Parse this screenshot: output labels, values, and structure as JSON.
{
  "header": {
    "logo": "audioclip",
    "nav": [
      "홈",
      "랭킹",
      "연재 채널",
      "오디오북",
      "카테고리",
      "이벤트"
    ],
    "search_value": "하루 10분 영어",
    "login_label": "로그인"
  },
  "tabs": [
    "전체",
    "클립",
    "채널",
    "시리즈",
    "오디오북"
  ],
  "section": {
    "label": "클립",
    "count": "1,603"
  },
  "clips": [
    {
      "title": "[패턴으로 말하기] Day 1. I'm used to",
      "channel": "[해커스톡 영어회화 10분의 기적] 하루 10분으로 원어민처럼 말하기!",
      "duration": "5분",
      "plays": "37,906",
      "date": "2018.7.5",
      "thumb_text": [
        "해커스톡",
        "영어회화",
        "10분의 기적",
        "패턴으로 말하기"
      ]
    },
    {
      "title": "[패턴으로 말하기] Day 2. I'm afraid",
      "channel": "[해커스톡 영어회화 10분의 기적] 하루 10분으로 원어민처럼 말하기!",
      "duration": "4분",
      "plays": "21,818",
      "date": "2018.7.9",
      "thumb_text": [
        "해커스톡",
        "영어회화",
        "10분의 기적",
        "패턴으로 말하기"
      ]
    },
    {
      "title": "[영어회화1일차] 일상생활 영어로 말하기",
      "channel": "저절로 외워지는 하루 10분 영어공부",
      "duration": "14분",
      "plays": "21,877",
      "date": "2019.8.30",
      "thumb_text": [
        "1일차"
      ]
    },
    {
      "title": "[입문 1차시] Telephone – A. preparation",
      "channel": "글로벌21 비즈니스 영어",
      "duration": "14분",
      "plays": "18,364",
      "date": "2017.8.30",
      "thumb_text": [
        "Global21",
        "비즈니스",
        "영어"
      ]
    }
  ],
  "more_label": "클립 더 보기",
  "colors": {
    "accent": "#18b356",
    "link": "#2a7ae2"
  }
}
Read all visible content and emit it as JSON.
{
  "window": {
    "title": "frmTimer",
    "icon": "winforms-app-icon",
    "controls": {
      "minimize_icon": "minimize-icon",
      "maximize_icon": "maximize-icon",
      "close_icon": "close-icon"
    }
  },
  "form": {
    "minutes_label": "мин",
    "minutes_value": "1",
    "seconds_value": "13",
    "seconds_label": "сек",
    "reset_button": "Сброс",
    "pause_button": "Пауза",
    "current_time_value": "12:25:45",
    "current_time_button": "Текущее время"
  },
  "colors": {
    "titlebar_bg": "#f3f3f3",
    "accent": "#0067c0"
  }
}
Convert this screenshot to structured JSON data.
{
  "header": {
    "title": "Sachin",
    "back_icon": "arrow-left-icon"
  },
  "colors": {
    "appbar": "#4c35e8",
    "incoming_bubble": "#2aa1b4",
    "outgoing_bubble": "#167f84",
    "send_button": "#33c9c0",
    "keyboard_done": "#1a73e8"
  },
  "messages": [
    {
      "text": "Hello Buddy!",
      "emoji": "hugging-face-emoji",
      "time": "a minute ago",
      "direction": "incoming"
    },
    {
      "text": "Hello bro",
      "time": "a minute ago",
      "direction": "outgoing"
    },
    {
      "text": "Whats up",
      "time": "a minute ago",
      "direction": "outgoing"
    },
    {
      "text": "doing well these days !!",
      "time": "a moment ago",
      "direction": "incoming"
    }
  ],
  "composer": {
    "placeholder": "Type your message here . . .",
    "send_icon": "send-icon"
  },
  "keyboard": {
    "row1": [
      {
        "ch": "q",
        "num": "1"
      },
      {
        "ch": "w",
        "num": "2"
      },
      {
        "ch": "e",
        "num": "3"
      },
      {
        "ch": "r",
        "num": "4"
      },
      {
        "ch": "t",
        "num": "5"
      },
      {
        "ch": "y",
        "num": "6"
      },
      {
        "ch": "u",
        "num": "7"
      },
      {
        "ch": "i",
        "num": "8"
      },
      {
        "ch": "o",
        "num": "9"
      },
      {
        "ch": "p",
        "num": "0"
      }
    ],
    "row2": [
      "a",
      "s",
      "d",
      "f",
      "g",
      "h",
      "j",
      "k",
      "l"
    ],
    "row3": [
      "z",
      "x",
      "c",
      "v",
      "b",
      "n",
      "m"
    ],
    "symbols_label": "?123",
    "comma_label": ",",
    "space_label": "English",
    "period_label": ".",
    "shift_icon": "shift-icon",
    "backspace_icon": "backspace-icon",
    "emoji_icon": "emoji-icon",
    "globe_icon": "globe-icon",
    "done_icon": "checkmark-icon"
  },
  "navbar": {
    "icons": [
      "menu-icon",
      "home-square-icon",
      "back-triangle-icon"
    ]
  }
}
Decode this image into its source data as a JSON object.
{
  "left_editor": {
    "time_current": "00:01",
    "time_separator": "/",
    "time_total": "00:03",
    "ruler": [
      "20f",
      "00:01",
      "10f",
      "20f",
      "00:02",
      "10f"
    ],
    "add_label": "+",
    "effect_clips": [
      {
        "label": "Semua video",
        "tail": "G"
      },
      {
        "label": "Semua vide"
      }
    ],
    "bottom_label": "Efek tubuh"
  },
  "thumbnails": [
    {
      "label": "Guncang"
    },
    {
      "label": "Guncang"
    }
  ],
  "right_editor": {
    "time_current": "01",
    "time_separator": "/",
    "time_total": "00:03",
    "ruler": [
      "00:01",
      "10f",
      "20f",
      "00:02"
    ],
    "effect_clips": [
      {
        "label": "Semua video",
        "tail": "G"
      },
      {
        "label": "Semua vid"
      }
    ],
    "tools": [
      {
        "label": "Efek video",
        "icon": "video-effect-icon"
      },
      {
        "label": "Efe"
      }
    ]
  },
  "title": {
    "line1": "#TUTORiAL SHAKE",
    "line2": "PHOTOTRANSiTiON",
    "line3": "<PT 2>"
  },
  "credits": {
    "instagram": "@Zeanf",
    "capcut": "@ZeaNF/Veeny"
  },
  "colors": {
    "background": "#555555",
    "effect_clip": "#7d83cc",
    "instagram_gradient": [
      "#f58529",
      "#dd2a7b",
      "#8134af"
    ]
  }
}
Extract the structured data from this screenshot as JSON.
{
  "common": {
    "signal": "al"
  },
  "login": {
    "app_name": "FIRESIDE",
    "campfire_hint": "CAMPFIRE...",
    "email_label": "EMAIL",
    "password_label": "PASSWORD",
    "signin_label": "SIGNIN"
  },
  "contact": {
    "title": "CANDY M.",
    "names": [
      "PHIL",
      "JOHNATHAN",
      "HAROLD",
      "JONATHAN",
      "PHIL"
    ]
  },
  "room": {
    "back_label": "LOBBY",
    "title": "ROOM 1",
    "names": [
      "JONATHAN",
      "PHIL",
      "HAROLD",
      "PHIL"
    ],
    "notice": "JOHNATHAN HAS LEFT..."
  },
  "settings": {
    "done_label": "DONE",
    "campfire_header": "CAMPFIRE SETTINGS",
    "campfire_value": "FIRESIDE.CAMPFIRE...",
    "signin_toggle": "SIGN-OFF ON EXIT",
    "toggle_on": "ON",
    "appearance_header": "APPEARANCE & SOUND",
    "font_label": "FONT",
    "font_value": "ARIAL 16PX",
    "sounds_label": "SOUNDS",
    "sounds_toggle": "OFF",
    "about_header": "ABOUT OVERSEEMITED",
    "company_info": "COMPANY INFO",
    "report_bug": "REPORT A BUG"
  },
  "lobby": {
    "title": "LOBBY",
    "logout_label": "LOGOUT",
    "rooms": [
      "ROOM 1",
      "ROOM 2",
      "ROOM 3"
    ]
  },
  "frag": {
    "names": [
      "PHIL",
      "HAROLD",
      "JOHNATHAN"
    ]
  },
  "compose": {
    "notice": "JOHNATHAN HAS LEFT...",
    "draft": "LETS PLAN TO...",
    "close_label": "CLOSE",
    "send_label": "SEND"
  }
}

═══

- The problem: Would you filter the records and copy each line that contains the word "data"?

- Result of the exercise:
Convert this screenshot to structured JSON data.
Decode this image into its source data as a JSON object.
Extract the structured data from this screenshot as JSON.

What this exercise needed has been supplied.